Congress held its first hearing last week on Arizona's utterly bonkers election "audit," and House Republicans participating in the discussion put on a highly discouraging display. For example, Republican Rep. Andy Biggs, the chair of the right-wing House Freedom Caucus, insisted "we don't know" who actually won Arizona's presidential election last year, despite reality.
At the same hearing, Biggs' fellow Arizonan, Republican Rep. Paul Gosar, peddled an incoherent conspiracy theory, which appeared to be based on strange claims from secret sources the congressman seemed to make up — after having already peddled equally strange conspiracy theories based on equally strange claims from different secret sources whom Gosar also apparently made up.
For those inclined to be generous when assessing the state of the contemporary Republican Party, the likely argument is that folks like Biggs and Gosar are fringe figures, known for voicing extreme views. It's not as if the GOP is putting irresponsible officials in leadership positions, right?
It's against this backdrop that House Minority Whip Steve Scalise, a Louisiana Republican, followed in the fringe figures' footsteps yesterday. The Associated Press reported:
The House's second-ranking Republican, Rep. Steve Scalise, repeatedly refused to say on Sunday that the 2020 election wasn't stolen, standing by Donald Trump's lie that Democrat Joe Biden won the White House because of mass voter fraud. More than 11 months after Americans picked their president and almost nine months since Biden was inaugurated, Scalise was unwilling during a national television interview to acknowledge the legitimacy of the vote, instead sticking to his belief that the election results should not have been certified by Congress.
Remember, Scalise isn't some random backbencher with a low profile and limited influence. On the contrary, if Republicans take back the House in next year's midterm elections, the far-right Louisianan will likely become the House majority leader.
And yet, there he was on Fox News yesterday, getting pressed by host Chris Wallace to acknowledge that President Joe Biden legitimately won the 2020 presidential election. Acknowledging his own country's electoral reality, however, was a step Scalise simply would not take.
This is not a situation in which the GOP congressman is a shrinking violet, lacking the temperament to denounce ideas with which he disagrees. During the same interview yesterday, Scalise said those who equate Georgia Republicans' new voter-suppression law with Jim Crow are pushing "flat-out lies."
In other words, Scalise is capable of condemning ideas he finds objectionable in no uncertain terms.
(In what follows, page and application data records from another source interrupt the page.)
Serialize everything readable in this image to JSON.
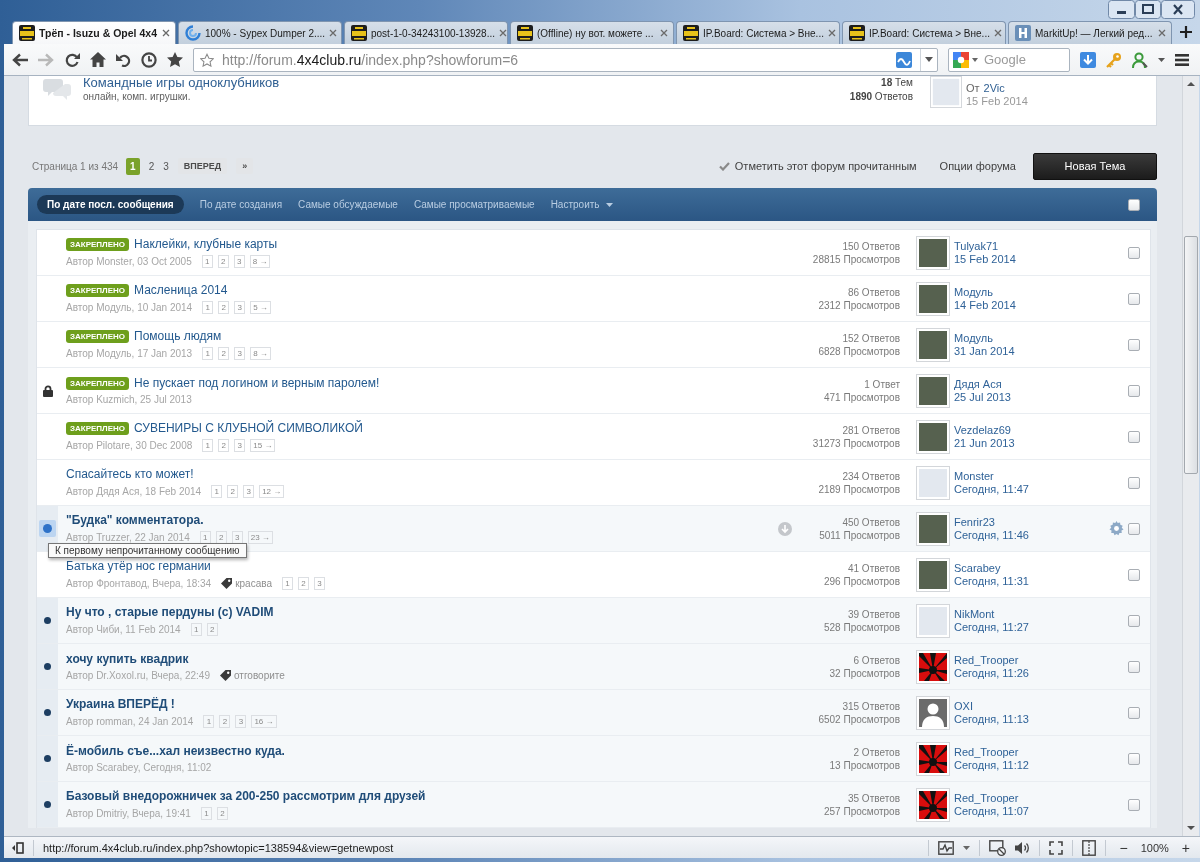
{
  "tabs": [
    {
      "title": "Трёп - Isuzu & Opel 4x4",
      "selected": true,
      "kind": "club"
    },
    {
      "title": "100% - Sypex Dumper 2....",
      "selected": false,
      "kind": "swirl"
    },
    {
      "title": "post-1-0-34243100-13928...",
      "selected": false,
      "kind": "club"
    },
    {
      "title": "(Offline) ну вот. можете ...",
      "selected": false,
      "kind": "club"
    },
    {
      "title": "IP.Board: Система > Вне...",
      "selected": false,
      "kind": "club"
    },
    {
      "title": "IP.Board: Система > Вне...",
      "selected": false,
      "kind": "club"
    },
    {
      "title": "MarkitUp! — Легкий ред...",
      "selected": false,
      "kind": "tile"
    }
  ],
  "navigation": {
    "back": {
      "disabled": false
    },
    "forward": {
      "disabled": true
    }
  },
  "address_bar": {
    "url_start": "http://forum.",
    "url_domain": "4x4club.ru",
    "url_end": "/index.php?showforum=6"
  },
  "search_bar": {
    "placeholder": "Google"
  },
  "forum": {
    "title": "Командные игры одноклубников",
    "description": "онлайн, комп. игрушки.",
    "topics": "**18** Тем",
    "replies": "**1890** Ответов",
    "last_post": {
      "by_label": "От",
      "author": "2Vic",
      "date": "15 Feb 2014",
      "avatar": {
        "kind": "picture"
      }
    }
  },
  "pagination": {
    "summary": "Страница 1 из 434",
    "pages": [
      {
        "label": "1",
        "selected": true
      },
      {
        "label": "2",
        "selected": false
      },
      {
        "label": "3",
        "selected": false
      }
    ],
    "next": "ВПЕРЕД",
    "last": "»"
  },
  "forum_actions": {
    "mark_read": "Отметить этот форум прочитанным",
    "options": "Опции форума",
    "new_topic": "Новая Тема"
  },
  "sort_bar": {
    "items": [
      {
        "label": "По дате посл. сообщения",
        "selected": true,
        "kind": "sort"
      },
      {
        "label": "По дате создания",
        "selected": false,
        "kind": "sort"
      },
      {
        "label": "Самые обсуждаемые",
        "selected": false,
        "kind": "sort"
      },
      {
        "label": "Самые просматриваемые",
        "selected": false,
        "kind": "sort"
      },
      {
        "label": "Настроить",
        "selected": false,
        "kind": "menu"
      }
    ],
    "select_all": {
      "checked": false
    }
  },
  "topics": [
    {
      "badge": "ЗАКРЕПЛЕНО",
      "title": "Наклейки, клубные карты",
      "author": "Автор Monster, 03 Oct 2005",
      "pages": [
        "1",
        "2",
        "3",
        "8 →"
      ],
      "replies": "150 Ответов",
      "views": "28815 Просмотров",
      "poster": "Tulyak71",
      "date": "15 Feb 2014",
      "avatar": {
        "kind": "photo"
      },
      "unread": false,
      "locked": false,
      "highlighted": false,
      "checked": false
    },
    {
      "badge": "ЗАКРЕПЛЕНО",
      "title": "Масленица 2014",
      "author": "Автор Модуль, 10 Jan 2014",
      "pages": [
        "1",
        "2",
        "3",
        "5 →"
      ],
      "replies": "86 Ответов",
      "views": "2312 Просмотров",
      "poster": "Модуль",
      "date": "14 Feb 2014",
      "avatar": {
        "kind": "photo"
      },
      "unread": false,
      "locked": false,
      "highlighted": false,
      "checked": false
    },
    {
      "badge": "ЗАКРЕПЛЕНО",
      "title": "Помощь людям",
      "author": "Автор Модуль, 17 Jan 2013",
      "pages": [
        "1",
        "2",
        "3",
        "8 →"
      ],
      "replies": "152 Ответов",
      "views": "6828 Просмотров",
      "poster": "Модуль",
      "date": "31 Jan 2014",
      "avatar": {
        "kind": "photo"
      },
      "unread": false,
      "locked": false,
      "highlighted": false,
      "checked": false
    },
    {
      "badge": "ЗАКРЕПЛЕНО",
      "title": "Не пускает под логином и верным паролем!",
      "author": "Автор Kuzmich, 25 Jul 2013",
      "replies": "1 Ответ",
      "views": "471 Просмотров",
      "poster": "Дядя Ася",
      "date": "25 Jul 2013",
      "avatar": {
        "kind": "photo"
      },
      "unread": false,
      "locked": true,
      "highlighted": false,
      "checked": false
    },
    {
      "badge": "ЗАКРЕПЛЕНО",
      "title": "СУВЕНИРЫ С КЛУБНОЙ СИМВОЛИКОЙ",
      "author": "Автор Pilotare, 30 Dec 2008",
      "pages": [
        "1",
        "2",
        "3",
        "15 →"
      ],
      "replies": "281 Ответов",
      "views": "31273 Просмотров",
      "poster": "Vezdelaz69",
      "date": "21 Jun 2013",
      "avatar": {
        "kind": "photo"
      },
      "unread": false,
      "locked": false,
      "highlighted": false,
      "checked": false
    },
    {
      "title": "Спасайтесь кто может!",
      "author": "Автор Дядя Ася, 18 Feb 2014",
      "pages": [
        "1",
        "2",
        "3",
        "12 →"
      ],
      "replies": "234 Ответов",
      "views": "2189 Просмотров",
      "poster": "Monster",
      "date": "Сегодня, 11:47",
      "avatar": {
        "kind": "picture"
      },
      "unread": false,
      "locked": false,
      "highlighted": false,
      "checked": false
    },
    {
      "title": "\"Будка\" комментатора.",
      "author": "Автор Truzzer, 22 Jan 2014",
      "pages": [
        "1",
        "2",
        "3",
        "23 →"
      ],
      "replies": "450 Ответов",
      "views": "5011 Просмотров",
      "poster": "Fenrir23",
      "date": "Сегодня, 11:46",
      "avatar": {
        "kind": "photo"
      },
      "unread": true,
      "locked": false,
      "highlighted": true,
      "checked": false,
      "tooltip": "К первому непрочитанному сообщению"
    },
    {
      "title": "Батька утёр нос германии",
      "author": "Автор Фронтавод, Вчера, 18:34",
      "tag": "красава",
      "pages": [
        "1",
        "2",
        "3"
      ],
      "replies": "41 Ответов",
      "views": "296 Просмотров",
      "poster": "Scarabey",
      "date": "Сегодня, 11:31",
      "avatar": {
        "kind": "photo"
      },
      "unread": false,
      "locked": false,
      "highlighted": false,
      "checked": false
    },
    {
      "title": "Ну что , старые пердуны (с) VADIM",
      "author": "Автор Чиби, 11 Feb 2014",
      "pages": [
        "1",
        "2"
      ],
      "replies": "39 Ответов",
      "views": "528 Просмотров",
      "poster": "NikMont",
      "date": "Сегодня, 11:27",
      "avatar": {
        "kind": "picture"
      },
      "unread": true,
      "locked": false,
      "highlighted": false,
      "checked": false
    },
    {
      "title": "хочу купить квадрик",
      "author": "Автор Dr.Xoxol.ru, Вчера, 22:49",
      "tag": "отговорите",
      "replies": "6 Ответов",
      "views": "32 Просмотров",
      "poster": "Red_Trooper",
      "date": "Сегодня, 11:26",
      "avatar": {
        "kind": "emblem"
      },
      "unread": true,
      "locked": false,
      "highlighted": false,
      "checked": false
    },
    {
      "title": "Украина ВПЕРЁД !",
      "author": "Автор romman, 24 Jan 2014",
      "pages": [
        "1",
        "2",
        "3",
        "16 →"
      ],
      "replies": "315 Ответов",
      "views": "6502 Просмотров",
      "poster": "OXI",
      "date": "Сегодня, 11:13",
      "avatar": {
        "kind": "silhouette"
      },
      "unread": true,
      "locked": false,
      "highlighted": false,
      "checked": false
    },
    {
      "title": "Ё-мобиль съе...хал неизвестно куда.",
      "author": "Автор Scarabey, Сегодня, 11:02",
      "replies": "2 Ответов",
      "views": "13 Просмотров",
      "poster": "Red_Trooper",
      "date": "Сегодня, 11:12",
      "avatar": {
        "kind": "emblem"
      },
      "unread": true,
      "locked": false,
      "highlighted": false,
      "checked": false
    },
    {
      "title": "Базовый внедорожничек за 200-250 рассмотрим для друзей",
      "author": "Автор Dmitriy, Вчера, 19:41",
      "pages": [
        "1",
        "2"
      ],
      "replies": "35 Ответов",
      "views": "257 Просмотров",
      "poster": "Red_Trooper",
      "date": "Сегодня, 11:07",
      "avatar": {
        "kind": "emblem"
      },
      "unread": true,
      "locked": false,
      "highlighted": false,
      "checked": false
    }
  ],
  "status_bar": {
    "url": "http://forum.4x4club.ru/index.php?showtopic=138594&view=getnewpost",
    "zoom_out": "−",
    "zoom": "100%",
    "zoom_in": "+"
  }
}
When it comes to the Republican Party's Big Lie, however, Scalise repeatedly insisted that states didn't follow election laws last fall to his satisfaction, which in his mind justifies his skepticism about the results.
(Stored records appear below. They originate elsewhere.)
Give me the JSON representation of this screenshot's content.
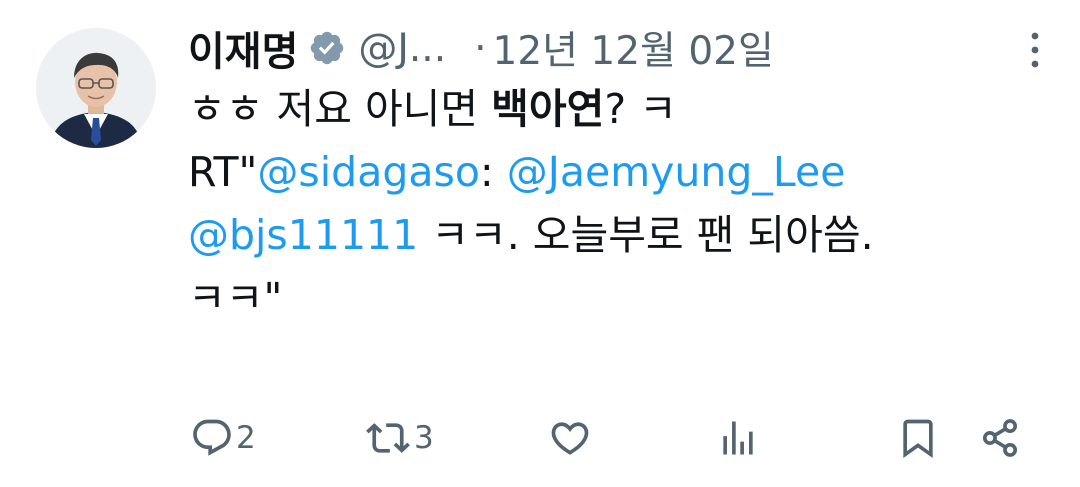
{
  "user": {
    "display_name": "이재명",
    "handle": "@J...",
    "separator": "·",
    "timestamp": "12년 12월 02일"
  },
  "body": {
    "line1_pre": "ㅎㅎ 저요 아니면 ",
    "line1_bold": "백아연",
    "line1_post": "? ㅋ",
    "line2_pre": "RT\"",
    "line2_mention1": "@sidagaso",
    "line2_mid": ": ",
    "line2_mention2": "@Jaemyung_Lee",
    "line3_mention": "@bjs11111",
    "line3_post": " ㅋㅋ. 오늘부로 팬 되아씀.",
    "line4": "ㅋㅋ\""
  },
  "actions": {
    "reply_count": "2",
    "retweet_count": "3"
  },
  "icons": {
    "verified": "verified-badge-icon",
    "more": "more-options-icon",
    "reply": "reply-icon",
    "retweet": "retweet-icon",
    "like": "heart-icon",
    "views": "views-icon",
    "bookmark": "bookmark-icon",
    "share": "share-icon"
  },
  "colors": {
    "text": "#0f1419",
    "secondary": "#536471",
    "link": "#1d9bf0",
    "badge": "#829aab"
  }
}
Three times, Wallace tried to get Scalise to acknowledge the truth. Three times, the high-ranking GOP lawmaker refused.
A tiny number of congressional Republicans were displeased. Rep. Liz Cheney of Wyoming, for example, wrote via Twitter, "Millions of Americans have been sold a fraud that the election was stolen. Republicans have a duty to tell the American people that this is not true. Perpetuating the Big Lie is an attack on the core of our constitutional republic." Rep. Adam Kinzinger of Illinois called Scalise's rhetoric "unacceptable."
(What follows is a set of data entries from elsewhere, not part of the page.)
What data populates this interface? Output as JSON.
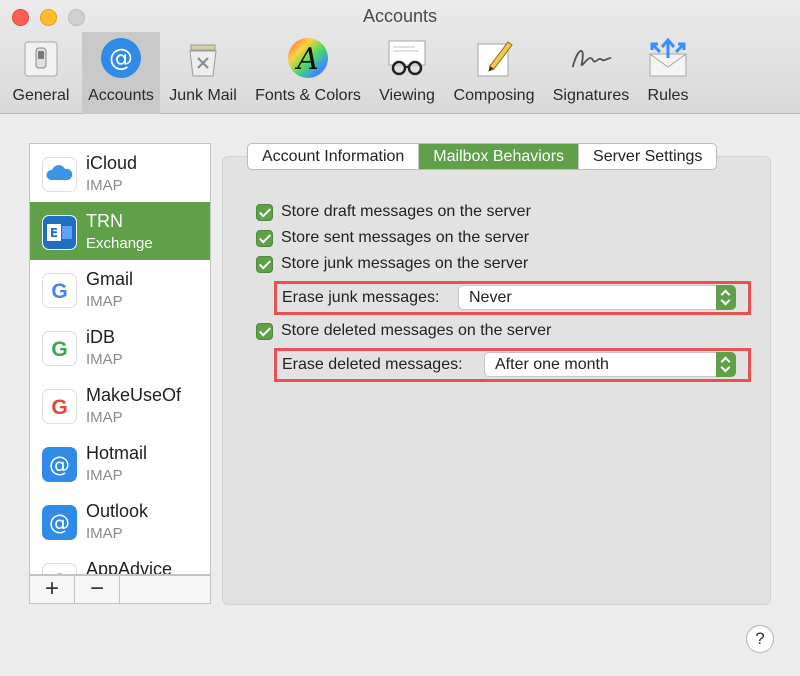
{
  "window": {
    "title": "Accounts"
  },
  "toolbar": {
    "items": [
      {
        "label": "General",
        "icon": "general-switch-icon"
      },
      {
        "label": "Accounts",
        "icon": "at-sign-icon",
        "active": true
      },
      {
        "label": "Junk Mail",
        "icon": "junk-bin-icon"
      },
      {
        "label": "Fonts & Colors",
        "icon": "font-color-wheel-icon"
      },
      {
        "label": "Viewing",
        "icon": "glasses-icon"
      },
      {
        "label": "Composing",
        "icon": "pencil-paper-icon"
      },
      {
        "label": "Signatures",
        "icon": "signature-icon"
      },
      {
        "label": "Rules",
        "icon": "rules-envelope-icon"
      }
    ]
  },
  "accounts": [
    {
      "name": "iCloud",
      "type": "IMAP",
      "icon": "icloud-icon"
    },
    {
      "name": "TRN",
      "type": "Exchange",
      "icon": "exchange-icon",
      "selected": true
    },
    {
      "name": "Gmail",
      "type": "IMAP",
      "icon": "google-icon"
    },
    {
      "name": "iDB",
      "type": "IMAP",
      "icon": "google-icon"
    },
    {
      "name": "MakeUseOf",
      "type": "IMAP",
      "icon": "google-icon"
    },
    {
      "name": "Hotmail",
      "type": "IMAP",
      "icon": "at-sign-icon"
    },
    {
      "name": "Outlook",
      "type": "IMAP",
      "icon": "at-sign-icon"
    },
    {
      "name": "AppAdvice",
      "type": "",
      "icon": "google-icon"
    }
  ],
  "list_footer": {
    "add": "+",
    "remove": "−"
  },
  "tabs": [
    {
      "label": "Account Information"
    },
    {
      "label": "Mailbox Behaviors",
      "active": true
    },
    {
      "label": "Server Settings"
    }
  ],
  "options": {
    "store_drafts": {
      "label": "Store draft messages on the server",
      "checked": true
    },
    "store_sent": {
      "label": "Store sent messages on the server",
      "checked": true
    },
    "store_junk": {
      "label": "Store junk messages on the server",
      "checked": true
    },
    "erase_junk": {
      "label": "Erase junk messages:",
      "value": "Never"
    },
    "store_deleted": {
      "label": "Store deleted messages on the server",
      "checked": true
    },
    "erase_deleted": {
      "label": "Erase deleted messages:",
      "value": "After one month"
    }
  },
  "help": {
    "label": "?"
  },
  "colors": {
    "accent": "#5fa049",
    "highlight": "#e5524f",
    "background": "#ececec"
  }
}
The duo, however, was part of a vanishingly small minority. For most congressional Republicans, Scalise's nonsense reflected a new normal.
The bottom line is unavoidable: The line between the GOP fringe on Capitol Hill and the GOP leadership has been blurred to the point that it hardly exists at all. When the #2 House Republican isn't lending credence to his party's Big Lie, House Republican Conference Chair Elise Stefanik is toying with a white-supremacist conspiracy theory and trying to blame House Speaker Nancy Pelosi for the Jan. 6 attack.
It was just last month, meanwhile, when House Minority Leader Kevin McCarthy threatened private companies in the hopes of obstructing a bipartisan congressional investigation, which he soon followed by falsely claiming that the FBI had cleared Donald Trump of wrongdoing on Jan. 6.
There ought to be an important gap between the Republican Party's radicals and the GOP's leadership. In 2021, they appear to be reading from awfully similar scripts.